The BioTeZ omalizumab assay was also highly variable, detecting approximately 20% to 3000% of omalizumab reported by the Genentech assay (Figure 4). Moreover, the BioTeZ assay generated false-positive results in 3 of the 12 omalizumab-negative samples and false-negative results in 8 of the 44 omalizumab-positive samples. Repeat evaluation of these samples demonstrated poor reproducibility of the BioTeZ assay for both free IgE and omalizumab measurements. In the free IgE evaluations, 11/20 samples that were re-tested had inter-assay differences ranging from 40–190%.
Regardless of the inconsistencies observed with the BioTeZ assay, both commercial assays tended to have over-recovery compared with the Genentech assay, which may arise from the use of assay methods and conditions that promote disruption of omalizumab-IgE complexes. The stability of the IgE/omalizumab complex can be affected by multiple factors, including the assay format, assay reagents, sample dilution, and incubation times. The Viracor-IBT free IgE method uses the Phadia technology, combination of the high binding capacity of the ImmunoCap® cellulose sponge and the high binding affinity of the capture reagents (IgE receptor) compared with omalizumab can promote disruption of the omalizumab-IgE complex. The unusually long sample incubation times and high sample dilution can be responsible for over recovery of free IgE in the BioTeZ method.
These results demonstrate that the commercial assays evaluated are not reliable for monitoring free IgE and, if used during omalizumab treatment, may overestimate free IgE levels. Overestimation of free IgE levels could lead physicians to unnecessarily increase the omalizumab dose to achieve further reductions in free IgE, or prematurely discontinue treatment on the mistaken assumption that the treatment is not effectively reducing free IgE.

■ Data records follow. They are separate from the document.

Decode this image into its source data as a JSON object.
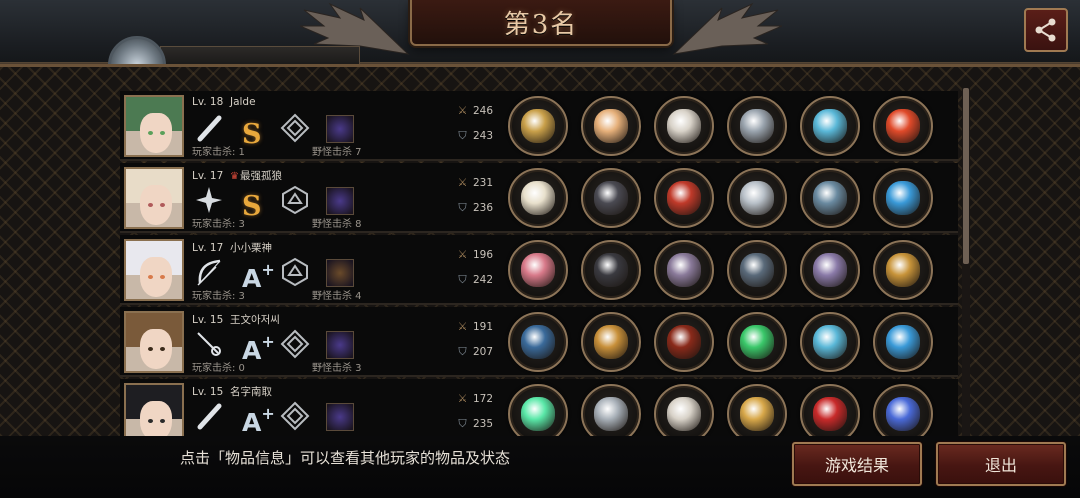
{
  "header": {
    "title": "第3名"
  },
  "players": [
    {
      "level": "Lv. 18",
      "name": "Jalde",
      "crown": false,
      "grade": "S",
      "grade_plus": "",
      "weapon_icon": "bat-icon",
      "rank_icon": "diamond-rank-icon",
      "monster_icon": "purple-monster-icon",
      "kills": "玩家击杀: 1",
      "monster_kills": "野怪击杀 7",
      "atk": "246",
      "def": "243",
      "hair": "#4c7a52",
      "eye": "#5aa05a",
      "items": [
        {
          "name": "whip-icon",
          "color": "#c9a04a"
        },
        {
          "name": "tiara-icon",
          "color": "#e6b07a"
        },
        {
          "name": "armor-icon",
          "color": "#d8d2c8"
        },
        {
          "name": "shield-disc-icon",
          "color": "#9aa4ae"
        },
        {
          "name": "sneaker-icon",
          "color": "#5ab8d8"
        },
        {
          "name": "red-gem-icon",
          "color": "#e04a2a"
        }
      ]
    },
    {
      "level": "Lv. 17",
      "name": "最强孤狼",
      "crown": true,
      "grade": "S",
      "grade_plus": "",
      "weapon_icon": "shuriken-icon",
      "rank_icon": "hex-rank-icon",
      "monster_icon": "purple-monster-icon",
      "kills": "玩家击杀: 3",
      "monster_kills": "野怪击杀 8",
      "atk": "231",
      "def": "236",
      "hair": "#e8dcc8",
      "eye": "#b05a5a",
      "items": [
        {
          "name": "feather-fan-icon",
          "color": "#e8e0cc"
        },
        {
          "name": "dark-helmet-icon",
          "color": "#4a4a52"
        },
        {
          "name": "red-cloak-icon",
          "color": "#c03a2a"
        },
        {
          "name": "spiked-bracer-icon",
          "color": "#b8c0c8"
        },
        {
          "name": "armored-boots-icon",
          "color": "#6a8aa0"
        },
        {
          "name": "blue-necklace-icon",
          "color": "#3a9ad8"
        }
      ]
    },
    {
      "level": "Lv. 17",
      "name": "小小栗神",
      "crown": false,
      "grade": "A",
      "grade_plus": "+",
      "weapon_icon": "bow-icon",
      "rank_icon": "hex-rank-icon",
      "monster_icon": "brown-monster-icon",
      "kills": "玩家击杀: 3",
      "monster_kills": "野怪击杀 4",
      "atk": "196",
      "def": "242",
      "hair": "#e8e8ee",
      "eye": "#d87a4a",
      "items": [
        {
          "name": "crossbow-icon",
          "color": "#d87a8a"
        },
        {
          "name": "spiked-helmet-icon",
          "color": "#3a3a40"
        },
        {
          "name": "plate-armor-icon",
          "color": "#8a7a9a"
        },
        {
          "name": "watch-icon",
          "color": "#5a6a7a"
        },
        {
          "name": "purple-boots-icon",
          "color": "#8a7aa8"
        },
        {
          "name": "treasure-box-icon",
          "color": "#c8943a"
        }
      ]
    },
    {
      "level": "Lv. 15",
      "name": "王文아저씨",
      "crown": false,
      "grade": "A",
      "grade_plus": "+",
      "weapon_icon": "rapier-icon",
      "rank_icon": "diamond-rank-icon",
      "monster_icon": "purple-monster-icon",
      "kills": "玩家击杀: 0",
      "monster_kills": "野怪击杀 3",
      "atk": "191",
      "def": "207",
      "hair": "#7a5a3a",
      "eye": "#3a2a1a",
      "items": [
        {
          "name": "blue-spear-icon",
          "color": "#3a6a9a"
        },
        {
          "name": "gold-helmet-icon",
          "color": "#c8903a"
        },
        {
          "name": "red-armor-icon",
          "color": "#8a2a1a"
        },
        {
          "name": "circuit-chip-icon",
          "color": "#3ac86a"
        },
        {
          "name": "sneaker-icon",
          "color": "#5ab8d8"
        },
        {
          "name": "blue-necklace-icon",
          "color": "#3a9ad8"
        }
      ]
    },
    {
      "level": "Lv. 15",
      "name": "名字南取",
      "crown": false,
      "grade": "A",
      "grade_plus": "+",
      "weapon_icon": "bat-icon",
      "rank_icon": "diamond-rank-icon",
      "monster_icon": "purple-monster-icon",
      "kills": "",
      "monster_kills": "",
      "atk": "172",
      "def": "235",
      "hair": "#1e1e22",
      "eye": "#2a2a2a",
      "items": [
        {
          "name": "twin-swords-icon",
          "color": "#5ae8a8"
        },
        {
          "name": "knight-helmet-icon",
          "color": "#a8b0b8"
        },
        {
          "name": "armor-icon",
          "color": "#d8d2c8"
        },
        {
          "name": "gold-shield-icon",
          "color": "#d8a84a"
        },
        {
          "name": "red-heels-icon",
          "color": "#c82a2a"
        },
        {
          "name": "galaxy-orb-icon",
          "color": "#4a6ad8"
        }
      ]
    }
  ],
  "footer": {
    "tip": "点击「物品信息」可以查看其他玩家的物品及状态",
    "result_button": "游戏结果",
    "exit_button": "退出"
  }
}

We do not intend to claim that the Genentech free IgE assay is superior to that of the commercial assays evaluated in this study. Rather, we wish to re-emphasize that the Genentech free IgE assay is the clinically relevant assay because it was used to generate the FDA-approved dosing table for omalizumab. The omalizumab product label clearly states that on-treatment re-testing of serum total IgE levels cannot be used to guide dosing, and re-initiation of treatment after a period of treatment of less than 1 year should be based on the original pre-treatment serum levels of IgE. Furthermore, the product label does not state that free IgE levels should be monitored during therapy.1
Multiple factors can impact the efficacy of omalizumab in non-responders and these should be considered in addition to absolute free IgE levels3. As specified by the prescribing information, the most effective method for evaluating continued need for omalizumab is still periodic assessment of the patient’s disease severity and level of asthma control.1
- Genentech, Novartis US. XOLAIR FDA Prescribing Information. Available at: http://www.gene.com/gene/products/information/pdf/xolair-prescribing.pdf [Last accessed November 25, 2013].
- Hochhaus G, Brookman L, Fox H, et al. Pharmacodynamics of omalizumab: implications for optimised dosing strategies and clinical efficacy in the treatment of allergic asthma. Curr Med Res Opin 2003;19: 491–8
- Heaney LG, Robinson DS. Severe asthma treatment: need for characterising patients. Lancet 2005;365: 974–6.